    The next customer purchased a roll of “Hardly Forever” stamps, and then a man stepped up to the counter with a flat box that he proceeded to assemble, tape and address. An old lady yelled, “Step aside S--- H---!” and as the muttering crowd pushed forward, he complied. Everyone cheered when a second mailman appeared behind one of the counters, but he left posthaste because he had no change in his cash drawer. Then the phone rang and he carried on a jolly conversation. When he finally returned to the counter, he had to leave again to collect a month’s worth of mail for the next person in line. This was the final straw for the woman in front of me, who demanded to see a supervisor. 

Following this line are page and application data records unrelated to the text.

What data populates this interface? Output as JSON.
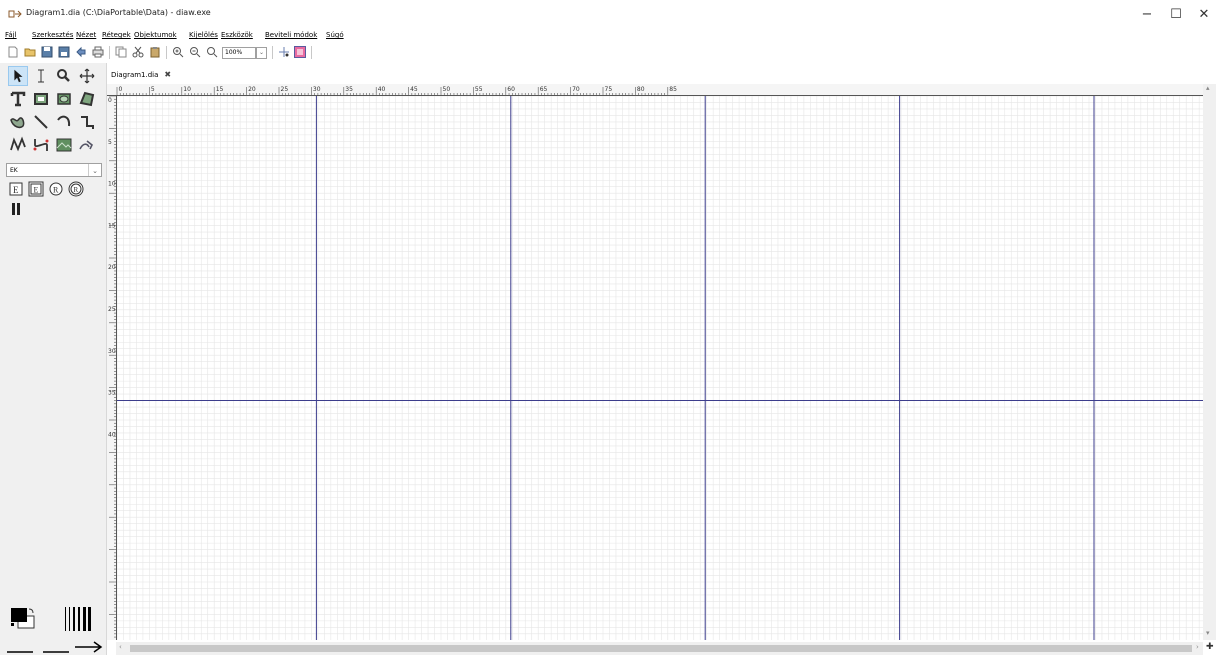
{
  "window": {
    "title": "Diagram1.dia (C:\\DiaPortable\\Data) - diaw.exe",
    "minimize_glyph": "−",
    "maximize_glyph": "☐",
    "close_glyph": "✕"
  },
  "menu": {
    "items": [
      "Fájl",
      "Szerkesztés",
      "Nézet",
      "Rétegek",
      "Objektumok",
      "Kijelölés",
      "Eszközök",
      "Beviteli módok",
      "Súgó"
    ]
  },
  "toolbar": {
    "zoom_value": "100%",
    "zoom_dropdown_glyph": "⌄",
    "icons": [
      "new-icon",
      "open-icon",
      "save-icon",
      "save-as-icon",
      "export-icon",
      "print-icon",
      "copy-icon",
      "cut-icon",
      "paste-icon",
      "zoom-in-icon",
      "zoom-out-icon",
      "zoom-fit-icon",
      "snap-to-grid-icon",
      "snap-to-objects-icon"
    ]
  },
  "toolbox": {
    "sheet_value": "EK",
    "sheet_dropdown_glyph": "⌄",
    "tools": [
      "pointer-icon",
      "text-edit-icon",
      "magnify-icon",
      "scroll-icon",
      "text-icon",
      "box-icon",
      "ellipse-icon",
      "polygon-icon",
      "beziergon-icon",
      "line-icon",
      "arc-icon",
      "zigzag-line-icon",
      "polyline-icon",
      "bezier-line-icon",
      "image-icon",
      "outline-icon"
    ],
    "sheet_shapes": [
      "entity-icon",
      "weak-entity-icon",
      "relationship-icon",
      "weak-relationship-icon",
      "attribute-icon"
    ],
    "line_width_glyph": "━━",
    "line_style_glyph": "━━━━",
    "arrow_glyph": "⟶"
  },
  "tabs": [
    {
      "label": "Diagram1.dia",
      "close_glyph": "✖"
    }
  ],
  "ruler": {
    "horizontal_labels": [
      "0",
      "5",
      "10",
      "15",
      "20",
      "25",
      "30",
      "35",
      "40",
      "45",
      "50",
      "55",
      "60",
      "65",
      "70",
      "75",
      "80",
      "85"
    ],
    "vertical_labels": [
      "0",
      "5",
      "10",
      "15",
      "20",
      "25",
      "30",
      "35",
      "40"
    ]
  },
  "colors": {
    "page_break": "#3c3d8c",
    "grid": "#e6e6e6",
    "ruler_bg": "#f5f5f5",
    "accent": "#cce4f7"
  },
  "scrollbars": {
    "up_arrow": "▴",
    "down_arrow": "▾",
    "left_arrow": "‹",
    "right_arrow": "›",
    "corner_glyph": "✚"
  }
}
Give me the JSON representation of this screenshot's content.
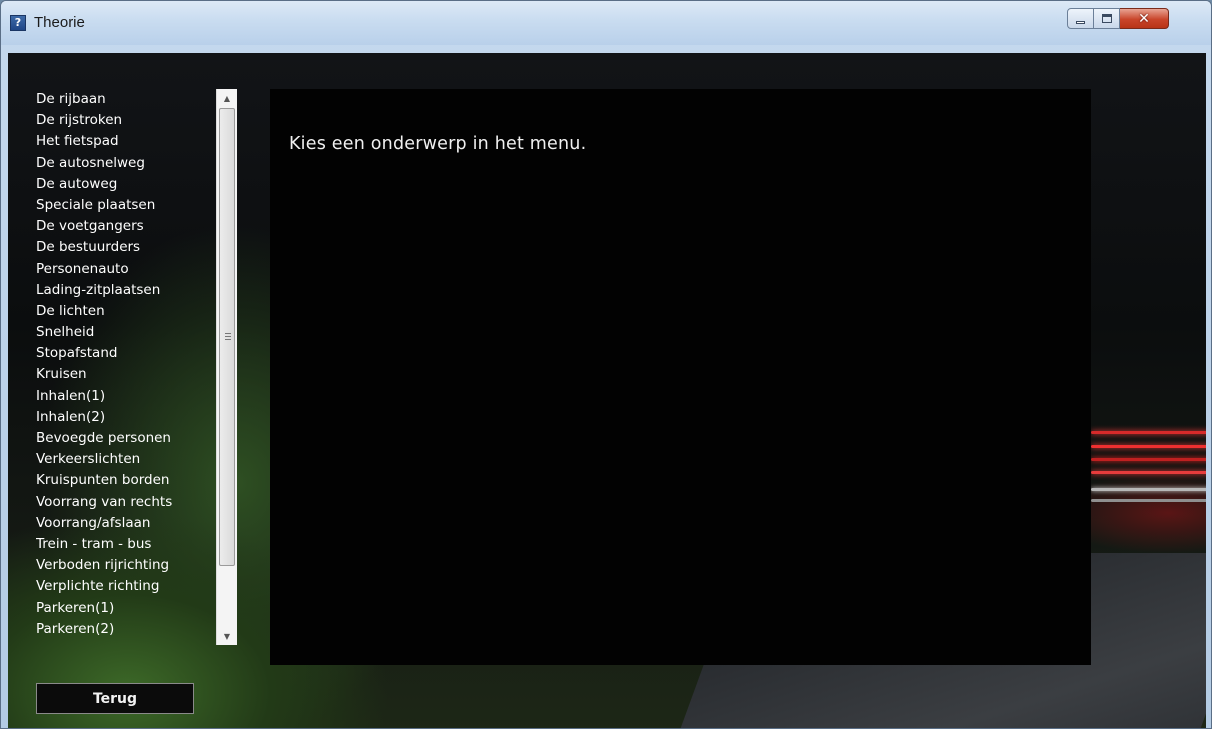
{
  "window": {
    "title": "Theorie",
    "app_icon_glyph": "?",
    "app_icon": "help-icon"
  },
  "menu": {
    "items": [
      "De rijbaan",
      "De rijstroken",
      "Het fietspad",
      "De autosnelweg",
      "De autoweg",
      "Speciale plaatsen",
      "De voetgangers",
      "De bestuurders",
      "Personenauto",
      "Lading-zitplaatsen",
      "De lichten",
      "Snelheid",
      "Stopafstand",
      "Kruisen",
      "Inhalen(1)",
      "Inhalen(2)",
      "Bevoegde personen",
      "Verkeerslichten",
      "Kruispunten borden",
      "Voorrang van rechts",
      "Voorrang/afslaan",
      "Trein - tram - bus",
      "Verboden rijrichting",
      "Verplichte richting",
      "Parkeren(1)",
      "Parkeren(2)"
    ]
  },
  "content": {
    "message": "Kies een onderwerp in het menu."
  },
  "buttons": {
    "back_label": "Terug"
  },
  "colors": {
    "panel_background": "#020202",
    "text": "#ffffff",
    "close_button": "#c9452a"
  }
}
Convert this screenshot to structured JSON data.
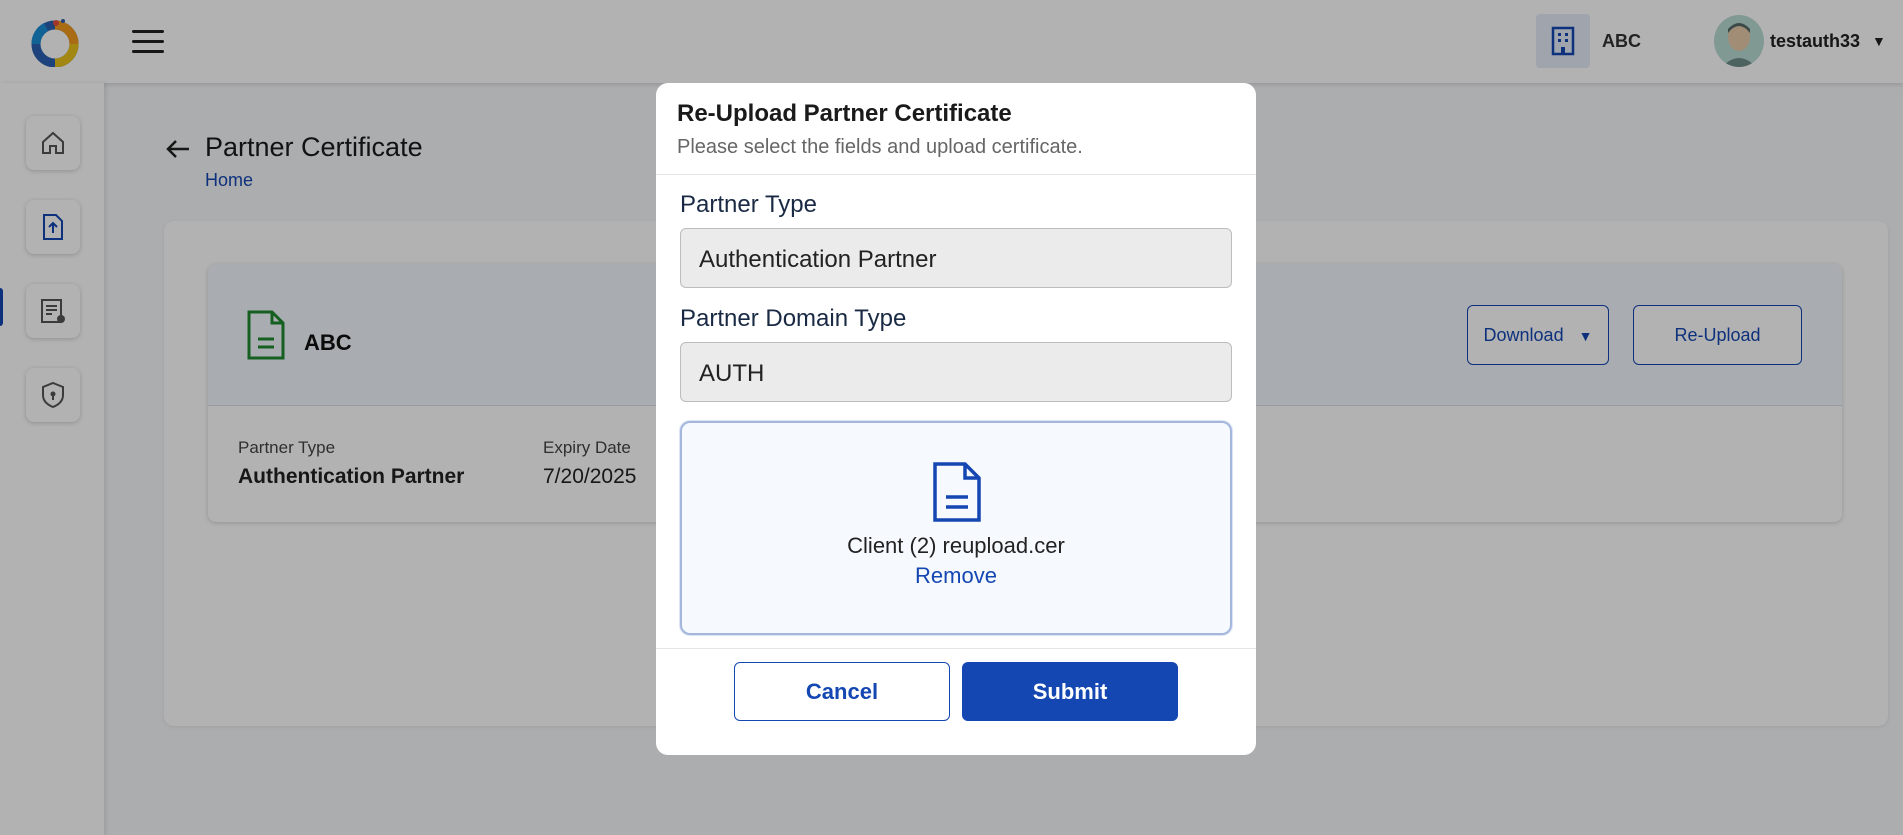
{
  "header": {
    "org_name": "ABC",
    "user_name": "testauth33",
    "caret": "▼"
  },
  "page": {
    "back_arrow": "←",
    "title": "Partner Certificate",
    "breadcrumb": "Home"
  },
  "certificate_card": {
    "name": "ABC",
    "download_label": "Download",
    "download_caret": "▼",
    "reupload_label": "Re-Upload",
    "partner_type_label": "Partner Type",
    "partner_type_value": "Authentication Partner",
    "expiry_label": "Expiry Date",
    "expiry_value": "7/20/2025"
  },
  "modal": {
    "title": "Re-Upload Partner Certificate",
    "subtitle": "Please select the fields and upload certificate.",
    "partner_type_label": "Partner Type",
    "partner_type_value": "Authentication Partner",
    "domain_type_label": "Partner Domain Type",
    "domain_type_value": "AUTH",
    "file_name": "Client (2) reupload.cer",
    "remove_label": "Remove",
    "cancel_label": "Cancel",
    "submit_label": "Submit"
  },
  "colors": {
    "primary": "#1447b2",
    "success_icon": "#1f8a2e",
    "overlay": "rgba(0,0,0,0.3)"
  },
  "icons": {
    "sidebar": [
      "home-icon",
      "upload-document-icon",
      "policy-document-icon",
      "shield-icon"
    ],
    "header": [
      "logo",
      "hamburger-menu-icon",
      "building-icon",
      "avatar"
    ]
  }
}
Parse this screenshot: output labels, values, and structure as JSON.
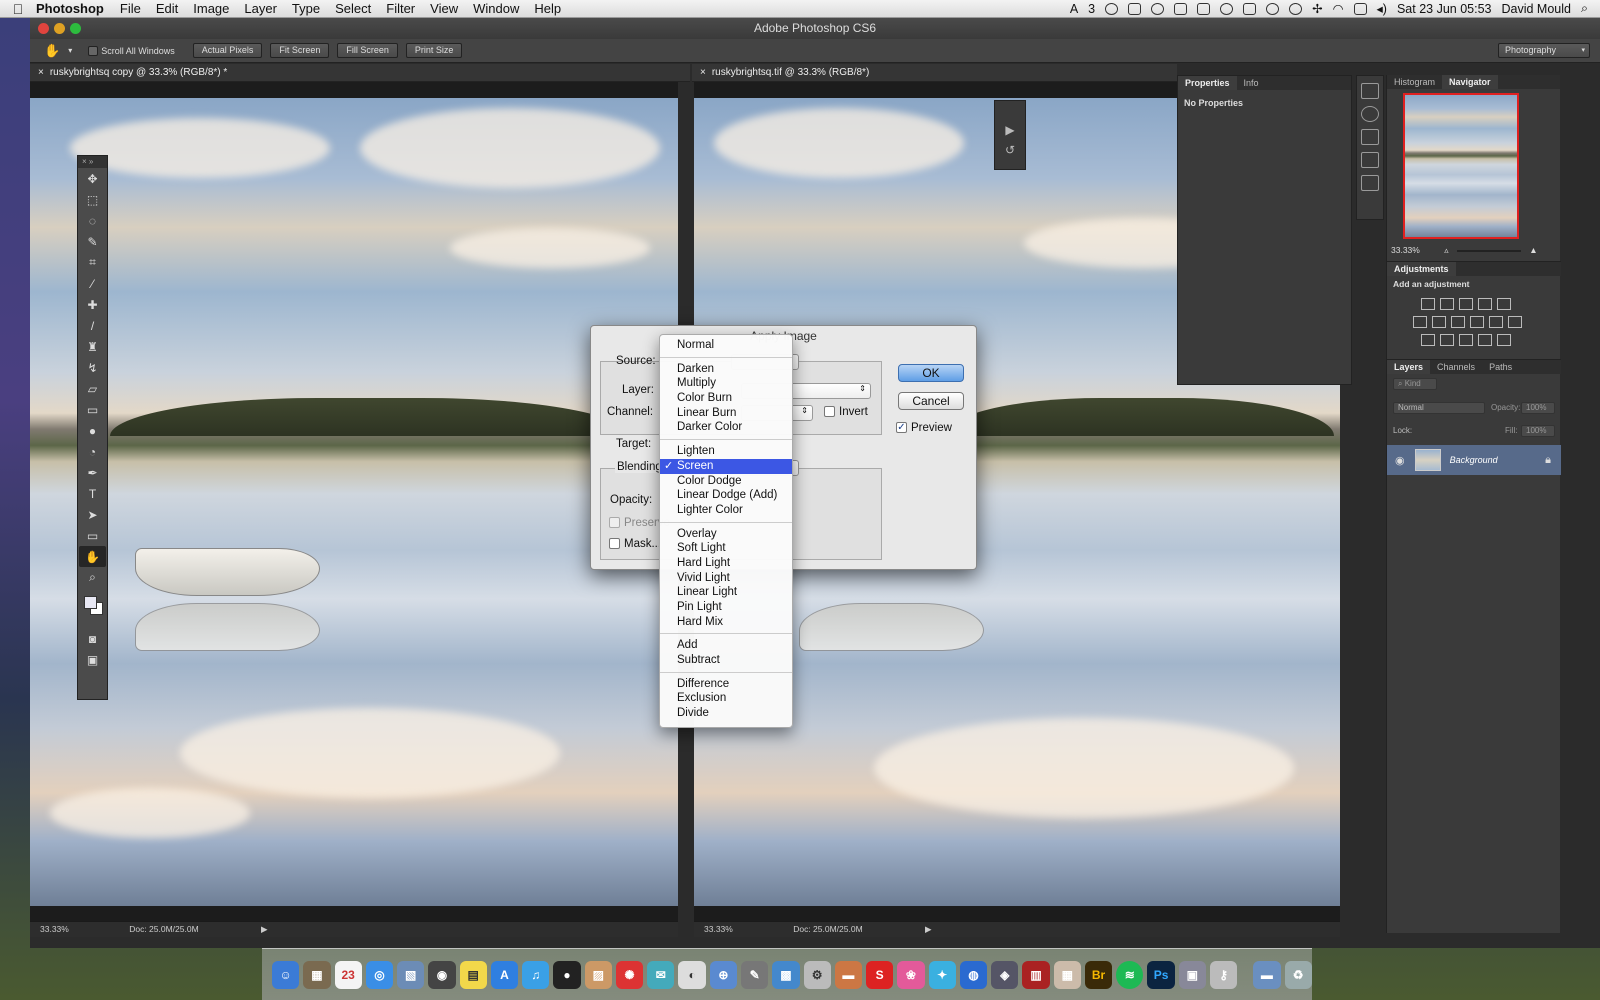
{
  "menubar": {
    "app_name": "Photoshop",
    "items": [
      "File",
      "Edit",
      "Image",
      "Layer",
      "Type",
      "Select",
      "Filter",
      "View",
      "Window",
      "Help"
    ],
    "status_badge": "3",
    "clock": "Sat 23 Jun  05:53",
    "user": "David Mould"
  },
  "window": {
    "title": "Adobe Photoshop CS6"
  },
  "options_bar": {
    "scroll_all_windows": "Scroll All Windows",
    "buttons": [
      "Actual Pixels",
      "Fit Screen",
      "Fill Screen",
      "Print Size"
    ],
    "workspace": "Photography"
  },
  "documents": [
    {
      "tab": "ruskybrightsq copy @ 33.3% (RGB/8*) *",
      "zoom": "33.33%",
      "doc_size": "Doc: 25.0M/25.0M"
    },
    {
      "tab": "ruskybrightsq.tif @ 33.3% (RGB/8*)",
      "zoom": "33.33%",
      "doc_size": "Doc: 25.0M/25.0M"
    }
  ],
  "properties_panel": {
    "tabs": [
      "Properties",
      "Info"
    ],
    "content": "No Properties"
  },
  "navigator_panel": {
    "tabs": [
      "Histogram",
      "Navigator"
    ],
    "zoom": "33.33%"
  },
  "adjustments_panel": {
    "title": "Adjustments",
    "subtitle": "Add an adjustment"
  },
  "layers_panel": {
    "tabs": [
      "Layers",
      "Channels",
      "Paths"
    ],
    "filter": "Kind",
    "blend_mode": "Normal",
    "opacity_label": "Opacity:",
    "opacity_value": "100%",
    "lock_label": "Lock:",
    "fill_label": "Fill:",
    "fill_value": "100%",
    "layer_name": "Background"
  },
  "dialog": {
    "title": "Apply Image",
    "source_label": "Source:",
    "layer_label": "Layer:",
    "channel_label": "Channel:",
    "invert_label": "Invert",
    "target_label": "Target:",
    "blending_label": "Blending",
    "opacity_label": "Opacity:",
    "preserve_label": "Preserve",
    "mask_label": "Mask...",
    "ok_label": "OK",
    "cancel_label": "Cancel",
    "preview_label": "Preview"
  },
  "blend_menu": {
    "selected": "Screen",
    "groups": [
      [
        "Normal"
      ],
      [
        "Darken",
        "Multiply",
        "Color Burn",
        "Linear Burn",
        "Darker Color"
      ],
      [
        "Lighten",
        "Screen",
        "Color Dodge",
        "Linear Dodge (Add)",
        "Lighter Color"
      ],
      [
        "Overlay",
        "Soft Light",
        "Hard Light",
        "Vivid Light",
        "Linear Light",
        "Pin Light",
        "Hard Mix"
      ],
      [
        "Add",
        "Subtract"
      ],
      [
        "Difference",
        "Exclusion",
        "Divide"
      ]
    ]
  },
  "dock": {
    "calendar_day": "23",
    "br_label": "Br",
    "ps_label": "Ps"
  },
  "colors": {
    "selection_blue": "#3c57e4",
    "navigator_box": "#e02020",
    "layer_selected": "#576a8a"
  }
}
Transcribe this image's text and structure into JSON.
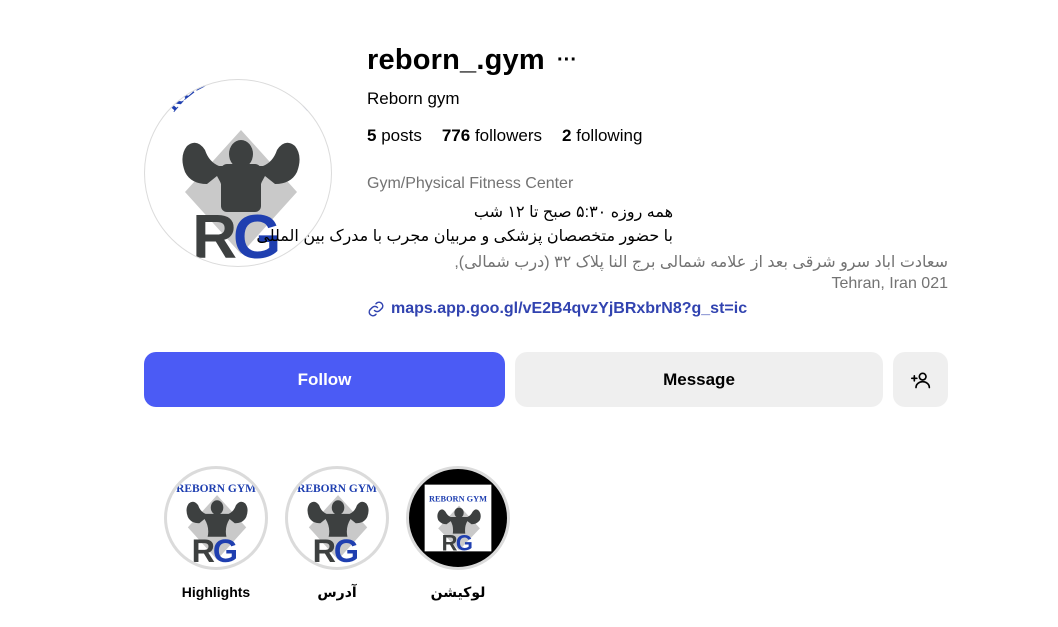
{
  "profile": {
    "username": "reborn_.gym",
    "full_name": "Reborn gym",
    "category": "Gym/Physical Fitness Center",
    "bio_line_1": "همه روزه ۵:۳۰ صبح تا ۱۲ شب",
    "bio_line_2": "با حضور متخصصان پزشکی و مربیان مجرب با مدرک بین المللی",
    "address_line_1": "سعادت اباد سرو شرقی بعد از علامه شمالی برج النا پلاک ۳۲ (درب شمالی),",
    "address_line_2": "Tehran, Iran 021",
    "link": "maps.app.goo.gl/vE2B4qvzYjBRxbrN8?g_st=ic",
    "logo_text_arc": "REBORN GYM",
    "logo_letters": "RG"
  },
  "stats": {
    "posts_count": "5",
    "posts_label": "posts",
    "followers_count": "776",
    "followers_label": "followers",
    "following_count": "2",
    "following_label": "following"
  },
  "actions": {
    "follow_label": "Follow",
    "message_label": "Message",
    "more_label": "···"
  },
  "highlights": [
    {
      "label": "Highlights"
    },
    {
      "label": "آدرس"
    },
    {
      "label": "لوکیشن"
    }
  ],
  "colors": {
    "follow_bg": "#4b5bf5",
    "link": "#3143b0",
    "logo_blue": "#1f3fb0",
    "logo_dark": "#3d4040"
  }
}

    After impatiently tapping, The Battle Hymn of the Republic, on the counter with her blood red fingernails, she finally got her wish, and the supervisor reluctantly slunk out of his hiding place. He informed her that because of cutbacks, the Postal Service was understaffed, but she could fill out a complaint form. “While I am here,” she begged, “Can you help me send this registered letter?” “No,” he replied, “I don’t do that. I supervise. You will have to get back into line.” 

    Finally, it was my turn. My forms for the Internal Revenue Service were prepared, addressed, sealed and ready to send. The next day I tracked my package on its way to “Never, Never Land”. My IRS form had been picked up, confirmed and delivered to the wrong destination. April Fool!  It took a month, and several phone calls to get my package to the right destination, but my taxes finally got delivered to the IRS.

    I received a letter of apology from the U.S. Postal Service with a sheet of “Almost Forever” stamps. I think I will go to the grocery store, get in line and use a machine to check myself out. 

    Esther Blumenfeld (“The machine is broken. Get in line.”)